Government sees resistance from approval of pesticide: The government came under criticism following its conclusion to approve usage of what is supposedly a ‘bee-killing’ pesticide.
The disapproval from environmental groups & Swedish climate activist Greta Thunberg crops up after the Department for Environment, Food and Rural Affairs (Defra) approved a product that contains neonicotinoid to treat sugar beet seed this year.
The EU had initially set a ban on the use of the pesticide.
Matt Shardlow, Chief Executive Officer of conservation group Buglife, stated: “We are very upset, this is an environmentally regressive decision by Defra, destroying wildflowers in the countryside to prevent them transferring insecticides to bees, is obviously beyond the pale.

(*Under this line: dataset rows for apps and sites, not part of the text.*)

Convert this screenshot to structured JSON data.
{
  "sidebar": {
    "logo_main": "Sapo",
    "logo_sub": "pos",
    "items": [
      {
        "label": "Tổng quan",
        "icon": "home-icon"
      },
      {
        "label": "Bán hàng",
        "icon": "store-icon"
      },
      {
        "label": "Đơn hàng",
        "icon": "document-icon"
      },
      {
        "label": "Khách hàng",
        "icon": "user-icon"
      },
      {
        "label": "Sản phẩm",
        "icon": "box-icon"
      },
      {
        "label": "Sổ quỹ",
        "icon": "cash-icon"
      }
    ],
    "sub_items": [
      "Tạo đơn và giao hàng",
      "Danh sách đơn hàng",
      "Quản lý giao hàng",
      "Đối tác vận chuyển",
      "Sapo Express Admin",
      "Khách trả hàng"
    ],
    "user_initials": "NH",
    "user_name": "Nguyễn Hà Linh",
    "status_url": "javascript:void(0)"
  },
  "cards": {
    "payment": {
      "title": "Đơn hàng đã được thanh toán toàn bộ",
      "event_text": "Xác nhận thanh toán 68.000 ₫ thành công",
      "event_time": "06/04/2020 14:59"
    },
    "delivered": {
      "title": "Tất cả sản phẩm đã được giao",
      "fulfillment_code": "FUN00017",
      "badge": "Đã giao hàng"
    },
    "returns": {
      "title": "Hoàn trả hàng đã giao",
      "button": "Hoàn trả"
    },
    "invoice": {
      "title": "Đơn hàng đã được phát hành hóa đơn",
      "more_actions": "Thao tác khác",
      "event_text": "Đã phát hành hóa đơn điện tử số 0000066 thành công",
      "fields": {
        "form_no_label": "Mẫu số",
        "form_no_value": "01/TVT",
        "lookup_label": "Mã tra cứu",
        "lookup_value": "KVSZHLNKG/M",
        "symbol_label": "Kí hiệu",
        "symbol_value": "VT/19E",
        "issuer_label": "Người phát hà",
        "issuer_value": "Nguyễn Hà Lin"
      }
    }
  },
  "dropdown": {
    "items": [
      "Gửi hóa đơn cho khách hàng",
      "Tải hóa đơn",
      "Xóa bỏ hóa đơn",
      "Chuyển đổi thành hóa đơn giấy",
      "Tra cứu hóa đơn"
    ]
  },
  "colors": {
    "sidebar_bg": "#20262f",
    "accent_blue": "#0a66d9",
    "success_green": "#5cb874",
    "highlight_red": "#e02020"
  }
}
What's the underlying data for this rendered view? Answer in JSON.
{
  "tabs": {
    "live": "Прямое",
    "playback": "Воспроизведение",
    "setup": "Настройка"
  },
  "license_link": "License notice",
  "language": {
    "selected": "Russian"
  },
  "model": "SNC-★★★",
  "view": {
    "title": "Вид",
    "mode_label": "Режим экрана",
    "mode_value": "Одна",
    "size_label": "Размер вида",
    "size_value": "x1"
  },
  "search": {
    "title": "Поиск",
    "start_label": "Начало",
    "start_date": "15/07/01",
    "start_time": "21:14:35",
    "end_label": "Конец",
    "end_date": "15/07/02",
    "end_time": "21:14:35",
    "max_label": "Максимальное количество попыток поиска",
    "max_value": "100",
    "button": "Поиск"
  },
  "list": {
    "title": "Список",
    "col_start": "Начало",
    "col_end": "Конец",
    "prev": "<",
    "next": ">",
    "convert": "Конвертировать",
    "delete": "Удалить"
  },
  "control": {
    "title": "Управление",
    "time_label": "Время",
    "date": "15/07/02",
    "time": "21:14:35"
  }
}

“In addition, no action is proposed to prevent the pollution of rivers with insecticides applied to sugar beet. Nothing has changed scientifically since the decision to ban neonics from use on sugar beet in 2018, they are still going to harm the environment.

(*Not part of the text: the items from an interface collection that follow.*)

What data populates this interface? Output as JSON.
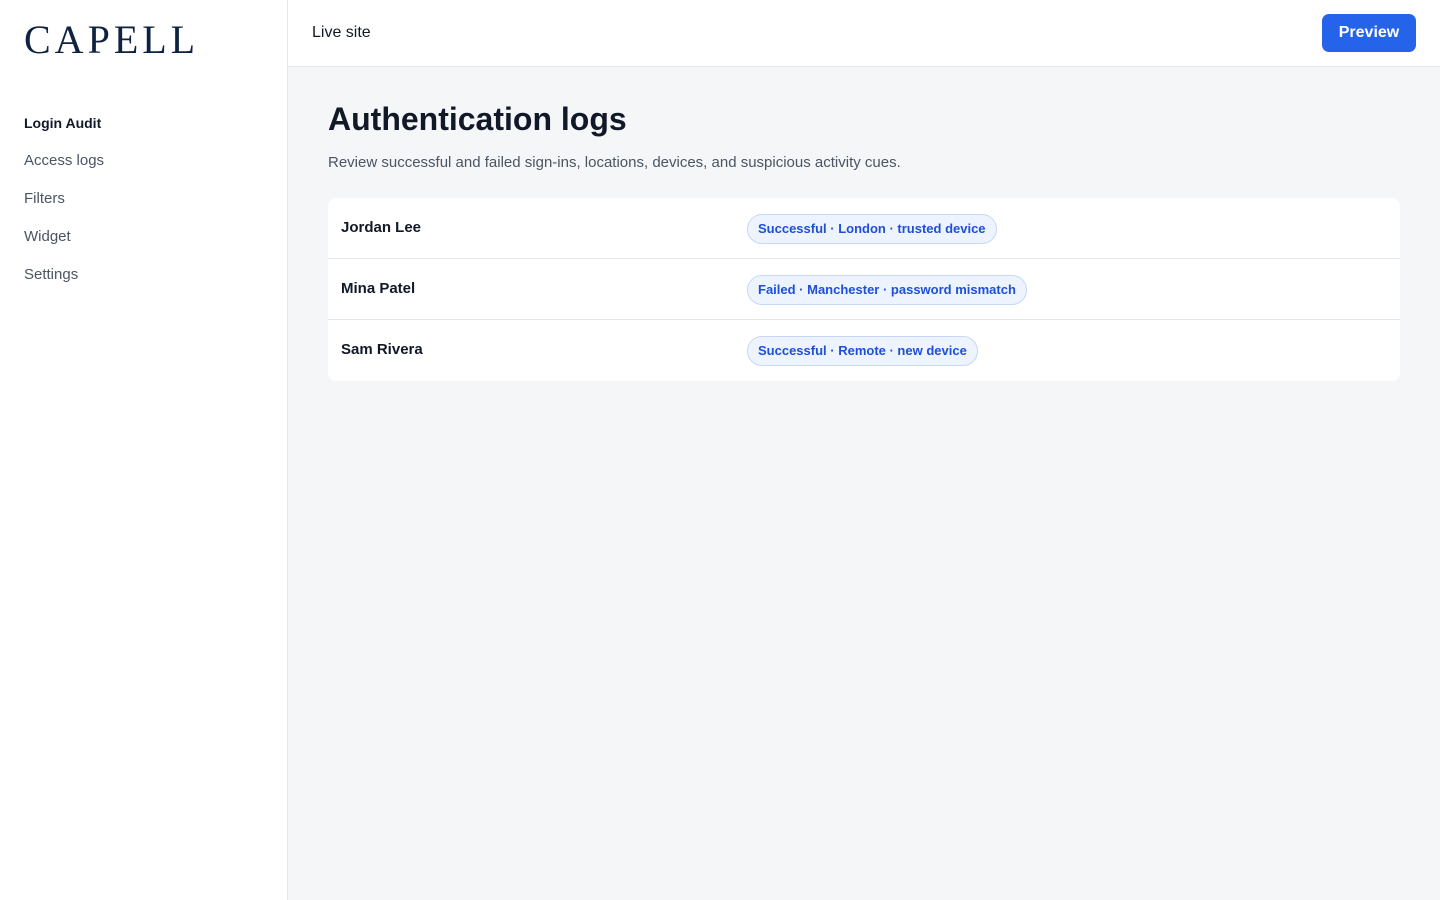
{
  "brand": {
    "logo_text": "CAPELL"
  },
  "sidebar": {
    "items": [
      {
        "label": "Login Audit",
        "active": true
      },
      {
        "label": "Access logs"
      },
      {
        "label": "Filters"
      },
      {
        "label": "Widget"
      },
      {
        "label": "Settings"
      }
    ]
  },
  "topbar": {
    "live_site": "Live site",
    "preview_label": "Preview"
  },
  "main": {
    "title": "Authentication logs",
    "subtitle": "Review successful and failed sign-ins, locations, devices, and suspicious activity cues."
  },
  "logs": [
    {
      "name": "Jordan Lee",
      "status": "Successful · London · trusted device"
    },
    {
      "name": "Mina Patel",
      "status": "Failed · Manchester · password mismatch"
    },
    {
      "name": "Sam Rivera",
      "status": "Successful · Remote · new device"
    }
  ],
  "colors": {
    "accent": "#2563eb",
    "badge_text": "#1d4fd8",
    "badge_bg": "#eef4ff",
    "brand": "#0f2340"
  }
}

“The new question is how will the increased use of herbicides on field margins and hedgerows add to the onslaught being experienced by insect populations.”
Discussing on the reports, Greta Thunberg said on Twitter: “UK Government has announced a ‘bee-killing pesticide so poisonous that is banned by the EU’ may be used in England.
“New coal mines and pesticides, the UK’s so-called ‘green industrial revolution‘ is off to a great start’.
Defra noted sugar beet seedlings are defenseless to predation by aphids that have the capability to spread beet yellows virus.
Aphids are insects that damage crops by sucking the fluids from plants.
Reported in official figures, sugar beet crops have been harshly impacted and 2020 yields are predicted to be down by as much as 25% in comparison to previous years.
Defra made clear the neonicotinoid Syngenta’s Cruiser SB will offer emergency protection while the beet industry builds alternative solutions. It further explained that the pesticide’s exceptional use will be strictly monitored.
A Defra spokesperson stated: “Emergency authorisations for pesticides are only granted in exceptional circumstances where diseases or pests cannot be controlled by any other reasonable means. Emergency authorisations are used by countries across Europe.
“Pesticides can only be used where we judge there to be no harm to human health and animal health and no unacceptable risks to the environment. The temporary use of this product is strictly limited to a non-flowering crop and will be tightly controlled to minimise any potential risk to pollinators.”
Government sees resistance from approval of pesticide